- WHAT YOU NEED TO DO
Starting at the line that contains "Decode this image", write out every line through the end of the records exactly as it stands, and leave out all pictures.

--- DATA SUPPLIED Enclosed Below ---

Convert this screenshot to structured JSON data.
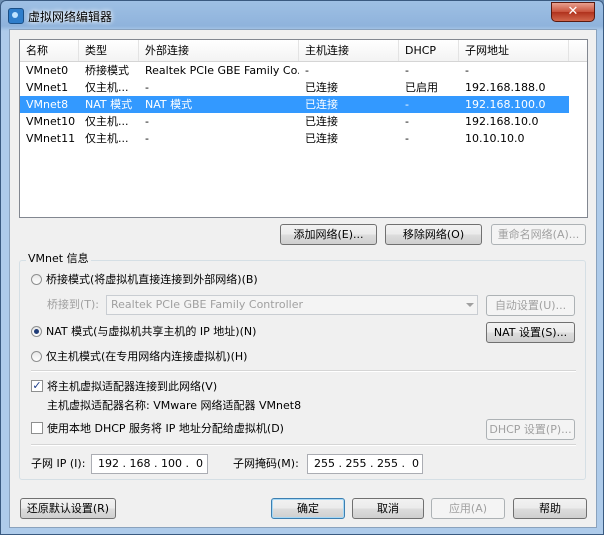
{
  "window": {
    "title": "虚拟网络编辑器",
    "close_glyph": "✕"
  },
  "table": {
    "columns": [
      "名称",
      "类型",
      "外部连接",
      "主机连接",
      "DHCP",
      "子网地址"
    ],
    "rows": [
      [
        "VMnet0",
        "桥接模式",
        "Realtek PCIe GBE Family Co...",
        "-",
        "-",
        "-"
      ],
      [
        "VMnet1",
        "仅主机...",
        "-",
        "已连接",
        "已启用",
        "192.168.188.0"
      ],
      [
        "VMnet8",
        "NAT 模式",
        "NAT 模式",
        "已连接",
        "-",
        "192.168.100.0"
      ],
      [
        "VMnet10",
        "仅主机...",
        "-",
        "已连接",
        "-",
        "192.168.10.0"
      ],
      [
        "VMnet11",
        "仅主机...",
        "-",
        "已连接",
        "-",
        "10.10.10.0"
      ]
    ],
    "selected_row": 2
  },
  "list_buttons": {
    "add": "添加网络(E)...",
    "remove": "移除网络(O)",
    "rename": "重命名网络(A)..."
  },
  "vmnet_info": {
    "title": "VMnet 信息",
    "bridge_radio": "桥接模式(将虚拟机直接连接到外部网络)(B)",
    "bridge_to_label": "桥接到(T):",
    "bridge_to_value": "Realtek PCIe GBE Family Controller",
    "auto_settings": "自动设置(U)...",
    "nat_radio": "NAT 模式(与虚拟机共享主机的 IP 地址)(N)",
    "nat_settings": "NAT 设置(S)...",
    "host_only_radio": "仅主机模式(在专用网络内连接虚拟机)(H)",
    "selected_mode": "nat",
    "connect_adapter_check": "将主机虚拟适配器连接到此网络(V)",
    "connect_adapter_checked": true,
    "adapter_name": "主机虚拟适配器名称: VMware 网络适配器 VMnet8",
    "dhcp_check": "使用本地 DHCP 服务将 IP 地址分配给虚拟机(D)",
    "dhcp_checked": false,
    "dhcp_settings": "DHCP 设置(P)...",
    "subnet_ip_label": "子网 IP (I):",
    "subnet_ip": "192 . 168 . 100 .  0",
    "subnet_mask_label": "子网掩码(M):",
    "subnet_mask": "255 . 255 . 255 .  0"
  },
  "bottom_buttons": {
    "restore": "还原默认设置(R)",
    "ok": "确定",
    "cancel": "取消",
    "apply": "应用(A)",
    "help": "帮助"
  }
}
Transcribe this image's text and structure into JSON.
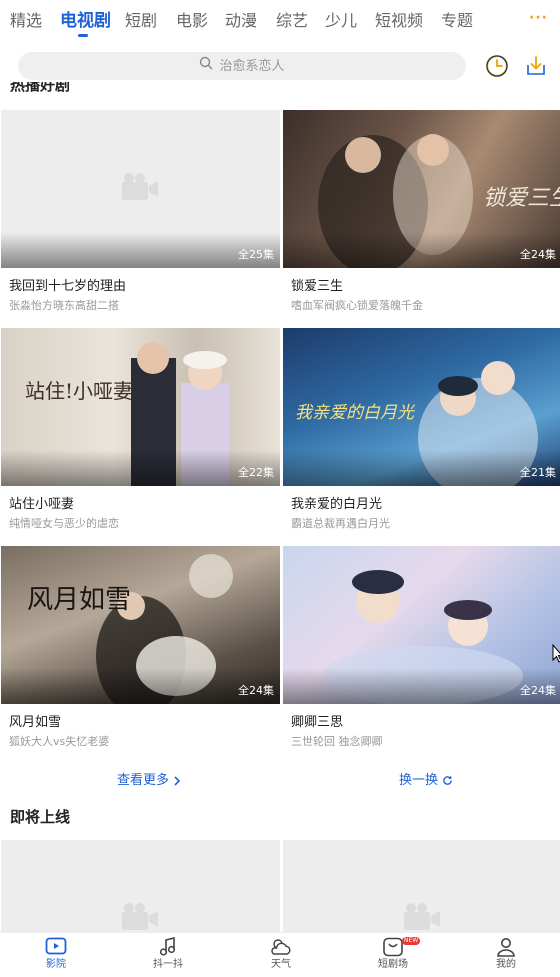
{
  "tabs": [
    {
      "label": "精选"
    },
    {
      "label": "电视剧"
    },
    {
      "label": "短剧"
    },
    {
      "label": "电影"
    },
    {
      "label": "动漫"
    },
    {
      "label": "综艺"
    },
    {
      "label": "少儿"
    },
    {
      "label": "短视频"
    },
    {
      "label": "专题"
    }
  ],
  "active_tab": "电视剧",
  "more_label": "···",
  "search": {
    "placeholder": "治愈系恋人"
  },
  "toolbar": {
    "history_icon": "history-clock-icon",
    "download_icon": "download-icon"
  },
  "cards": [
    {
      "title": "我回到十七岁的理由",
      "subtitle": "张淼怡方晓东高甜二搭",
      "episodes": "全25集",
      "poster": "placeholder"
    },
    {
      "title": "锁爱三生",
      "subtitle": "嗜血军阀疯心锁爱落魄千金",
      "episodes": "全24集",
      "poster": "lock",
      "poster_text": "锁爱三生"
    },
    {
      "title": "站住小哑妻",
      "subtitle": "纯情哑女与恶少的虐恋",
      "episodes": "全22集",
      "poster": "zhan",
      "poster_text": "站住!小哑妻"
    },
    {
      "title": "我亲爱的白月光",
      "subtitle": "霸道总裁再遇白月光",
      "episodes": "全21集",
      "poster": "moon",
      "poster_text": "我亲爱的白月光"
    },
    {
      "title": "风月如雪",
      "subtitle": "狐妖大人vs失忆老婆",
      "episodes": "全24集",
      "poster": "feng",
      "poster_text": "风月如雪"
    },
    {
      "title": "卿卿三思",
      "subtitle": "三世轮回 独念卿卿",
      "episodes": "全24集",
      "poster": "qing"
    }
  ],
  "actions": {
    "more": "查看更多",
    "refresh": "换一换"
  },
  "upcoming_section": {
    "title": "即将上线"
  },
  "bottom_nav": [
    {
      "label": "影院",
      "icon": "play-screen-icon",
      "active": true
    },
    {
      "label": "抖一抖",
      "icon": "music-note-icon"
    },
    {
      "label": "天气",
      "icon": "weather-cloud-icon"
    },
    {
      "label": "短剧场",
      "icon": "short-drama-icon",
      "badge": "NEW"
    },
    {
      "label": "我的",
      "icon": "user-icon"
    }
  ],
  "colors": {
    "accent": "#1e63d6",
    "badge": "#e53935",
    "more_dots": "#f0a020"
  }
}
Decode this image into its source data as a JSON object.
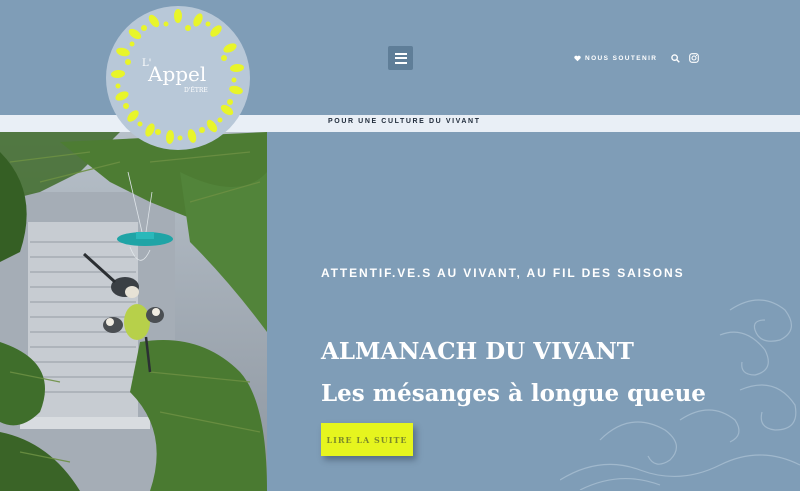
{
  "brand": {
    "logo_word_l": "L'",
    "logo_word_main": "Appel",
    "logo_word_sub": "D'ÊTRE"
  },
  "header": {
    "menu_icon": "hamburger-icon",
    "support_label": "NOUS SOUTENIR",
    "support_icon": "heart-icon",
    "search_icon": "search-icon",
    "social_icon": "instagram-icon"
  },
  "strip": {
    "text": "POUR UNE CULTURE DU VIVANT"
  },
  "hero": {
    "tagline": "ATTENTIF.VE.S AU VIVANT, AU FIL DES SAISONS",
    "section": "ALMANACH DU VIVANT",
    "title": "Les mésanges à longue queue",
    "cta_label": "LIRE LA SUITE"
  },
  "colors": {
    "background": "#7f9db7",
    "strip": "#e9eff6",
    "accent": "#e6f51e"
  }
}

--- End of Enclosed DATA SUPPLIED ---

- EXERCISE ANSWER
Decode this image into its source data as a JSON object.
{
  "brand": {
    "logo_word_l": "L'",
    "logo_word_main": "Appel",
    "logo_word_sub": "D'ÊTRE"
  },
  "header": {
    "menu_icon": "hamburger-icon",
    "support_label": "NOUS SOUTENIR",
    "support_icon": "heart-icon",
    "search_icon": "search-icon",
    "social_icon": "instagram-icon"
  },
  "strip": {
    "text": "POUR UNE CULTURE DU VIVANT"
  },
  "hero": {
    "tagline": "ATTENTIF.VE.S AU VIVANT, AU FIL DES SAISONS",
    "section": "ALMANACH DU VIVANT",
    "title": "Les mésanges à longue queue",
    "cta_label": "LIRE LA SUITE"
  },
  "colors": {
    "background": "#7f9db7",
    "strip": "#e9eff6",
    "accent": "#e6f51e"
  }
}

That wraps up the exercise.